In the last nine months since our presidents gave us our marching orders, we launched the East Asia Semiconductor Supply Chain Work Group together with the ROK, Japan, and Taiwan.  The “Fab Four” as it’s known is a multilateral dialogue aimed at limiting bottlenecks in semiconductor supply chains, investing in workforce development, and promoting more diverse supply chains for these critical components.  The ROK also joined the launch of the Indo-Pacific Economic Framework, an ambitious initiative to secure critical supply chains, promote a digital economy, address climate change, reduce corruption, and improve labor and environmental standards in economies throughout the region. 

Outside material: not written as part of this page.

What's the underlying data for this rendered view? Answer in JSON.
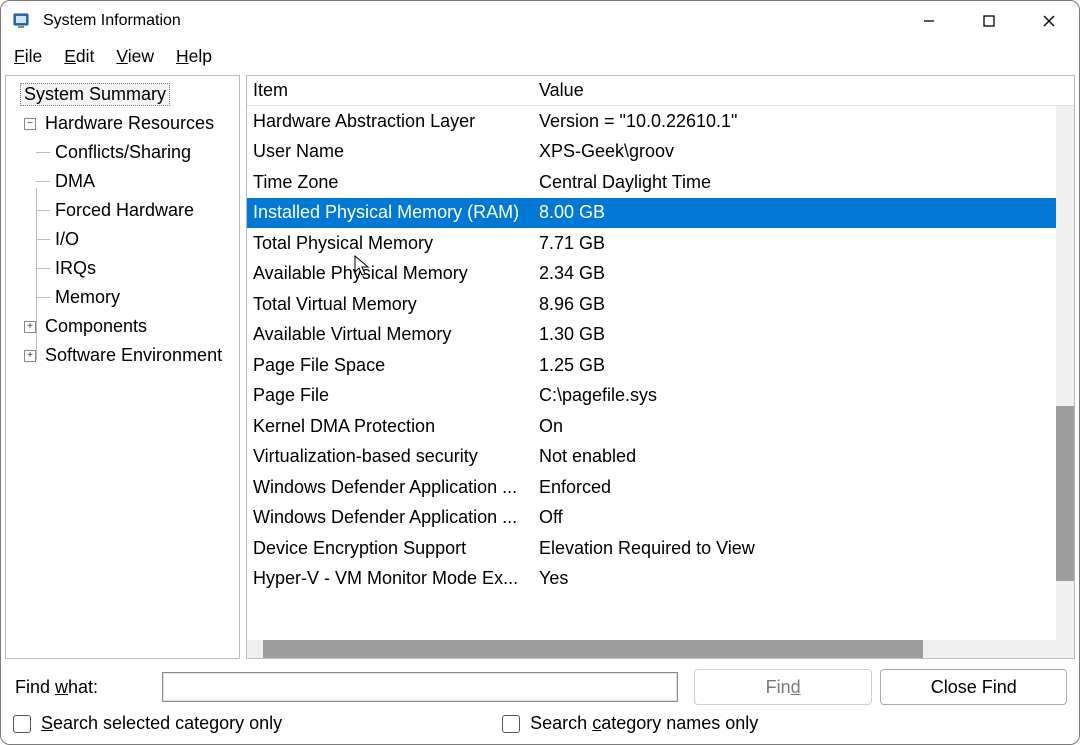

Presidents Biden and Yoon promised to bolster our cooperation across all sectors of space cooperation through the third U.S.-ROK Civil Space Dialogue, which was held two months ago.  Experts from our two countries discussed sustainable use of outer space, space policy and governance, commercial space activities, space technology, satellite navigation systems, and Earth observation.  It was so productive that they agreed to continue the dialogue this year.   

We’re moving forward on every due-out from last spring’s presidential meeting.  Three examples include: 

  • Working together to address sourcing and processing of critical minerals.  Within a month, Korea joined the Minerals Security Partnership to diversify source materials for key technologies.   
  • Advancing global and regional health security and building on successful health sector collaboration.   
  • The third is our work deepening cooperation on cybersecurity by limiting DPRK revenue from cryptocurrency theft and reinforcing information technology protections. 

Our leaders wanted to demonstrate shared commitment to a global comprehensive strategic alliance firmly rooted in the values of promoting democracy and the rules-based international order, fighting corruption, and advancing human rights.  Korea’s willingness to co-host the upcoming Summit for Democracy here in Seoul does just that.   As does the country’s decision to join the U.S. and 60 other partners around the world in endorsing the Declaration for the Future of the Internet to defend human rights and ensure the free flow of information.  So too has Korea’s announcement of its Indo-Pacific Strategy, which aligns with our own strategy in the region. 

They said we should increase cooperation with Southeast Asia and the Pacific Island Countries to promote sustainable development, energy security, and high-quality, transparent investment, including in infrastructure.  In September, the United States Agency for International Development and ROK Ministry of Foreign Affairs signed a three-year development cooperation agreement to make good on that pledge. 

Fulfilling commitments like these has a real benefit for both Koreans and Americans, as well as others across the globe.  So while I can’t tell you when our two presidents will meet next, what I will say is that as journalists – when it happens, take note of what they pledge to pursue going forward.  I encourage you to keep track of what’s promised and hold us to account.  If we don’t deliver, tell us where we’re falling short and ask why.  The U.S.-ROK global strategic partnership is expanding so fast and in so many directions that it’s a challenge to capture the full scope of our cooperation, but if anyone can do it, the press can. 

Thanks again and I look forward to your questions.